The Japanese army’s ultimate goal on Okinawa was to protect Shuri Castle, the hub of the Ryukyuan Kingdom. But U.S. forces were too strong, and the castle was destroyed. In 1992, the structure was rebuilt as a museum. (Unfortunately we visited on a Japanese holiday, and there were so many tourists that I only managed to take one photo.)

As destruction ensued, Okinawan civilians found shelter in tombs and caves. Families were separated, leaving many children to fend for themselves. This preserved cave in Futenma (Ginowan) saved countless lives during the battle.

You can still see where civilians carved their names in kanji into the limestone.

Japanese troops withdrew further and further until reaching the southernmost tip of the island. Here at this cliff, where the Peace Memorial Museum and Park now stand in their honor, many made the final retreat.

Even though the U.S. prevailed in the invasions of Okinawa and Iwo Jima island, authorities realized that invading mainland Japan would be too costly.
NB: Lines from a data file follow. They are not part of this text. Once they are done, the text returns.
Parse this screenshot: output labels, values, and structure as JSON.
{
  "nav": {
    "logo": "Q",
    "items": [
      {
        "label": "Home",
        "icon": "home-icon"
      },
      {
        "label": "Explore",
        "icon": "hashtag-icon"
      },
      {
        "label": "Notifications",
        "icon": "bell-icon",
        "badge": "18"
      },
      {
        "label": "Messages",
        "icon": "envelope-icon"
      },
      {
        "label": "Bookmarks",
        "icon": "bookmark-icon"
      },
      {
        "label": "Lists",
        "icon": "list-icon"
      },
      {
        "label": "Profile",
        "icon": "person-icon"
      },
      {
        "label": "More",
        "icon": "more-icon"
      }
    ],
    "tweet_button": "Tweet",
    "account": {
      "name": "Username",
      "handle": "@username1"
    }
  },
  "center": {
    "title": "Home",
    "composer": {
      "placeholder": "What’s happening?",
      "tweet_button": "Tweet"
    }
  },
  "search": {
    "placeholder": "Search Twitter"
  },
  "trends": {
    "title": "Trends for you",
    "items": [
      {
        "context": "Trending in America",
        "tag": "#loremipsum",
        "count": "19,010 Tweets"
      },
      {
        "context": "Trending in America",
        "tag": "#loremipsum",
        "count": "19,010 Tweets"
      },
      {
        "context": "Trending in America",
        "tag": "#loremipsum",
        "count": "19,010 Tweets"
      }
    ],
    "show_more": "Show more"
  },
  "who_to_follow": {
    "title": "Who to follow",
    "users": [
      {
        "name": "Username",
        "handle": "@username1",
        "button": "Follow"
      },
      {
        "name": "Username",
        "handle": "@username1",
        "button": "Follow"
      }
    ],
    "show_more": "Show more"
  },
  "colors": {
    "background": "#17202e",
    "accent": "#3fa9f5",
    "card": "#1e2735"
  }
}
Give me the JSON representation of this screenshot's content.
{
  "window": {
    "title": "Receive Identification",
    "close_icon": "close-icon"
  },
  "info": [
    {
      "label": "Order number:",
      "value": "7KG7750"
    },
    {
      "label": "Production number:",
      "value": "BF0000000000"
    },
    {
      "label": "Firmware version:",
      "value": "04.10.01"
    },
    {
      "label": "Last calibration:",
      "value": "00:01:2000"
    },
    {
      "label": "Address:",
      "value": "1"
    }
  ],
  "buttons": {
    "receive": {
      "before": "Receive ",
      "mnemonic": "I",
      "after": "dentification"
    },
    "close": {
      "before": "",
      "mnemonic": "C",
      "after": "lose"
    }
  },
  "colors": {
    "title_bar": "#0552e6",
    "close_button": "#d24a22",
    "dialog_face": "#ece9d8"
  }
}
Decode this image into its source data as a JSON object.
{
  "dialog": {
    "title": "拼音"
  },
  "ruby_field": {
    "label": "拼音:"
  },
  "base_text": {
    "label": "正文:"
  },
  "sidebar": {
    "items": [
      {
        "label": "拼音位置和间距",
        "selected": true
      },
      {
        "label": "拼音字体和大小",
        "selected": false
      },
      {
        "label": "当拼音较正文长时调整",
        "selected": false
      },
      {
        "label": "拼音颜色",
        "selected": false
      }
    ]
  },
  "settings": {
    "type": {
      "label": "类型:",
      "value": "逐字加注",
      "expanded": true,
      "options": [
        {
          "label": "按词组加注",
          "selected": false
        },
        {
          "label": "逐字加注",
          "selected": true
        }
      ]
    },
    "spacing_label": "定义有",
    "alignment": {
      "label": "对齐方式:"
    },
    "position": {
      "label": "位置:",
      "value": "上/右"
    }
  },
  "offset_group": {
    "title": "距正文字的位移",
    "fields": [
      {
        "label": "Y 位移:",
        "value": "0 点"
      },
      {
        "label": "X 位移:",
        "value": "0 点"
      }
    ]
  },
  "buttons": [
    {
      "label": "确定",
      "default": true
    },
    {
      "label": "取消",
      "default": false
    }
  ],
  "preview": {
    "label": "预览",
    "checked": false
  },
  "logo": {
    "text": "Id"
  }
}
Thus, in early August 1945, the United States dropped the atomic bombs.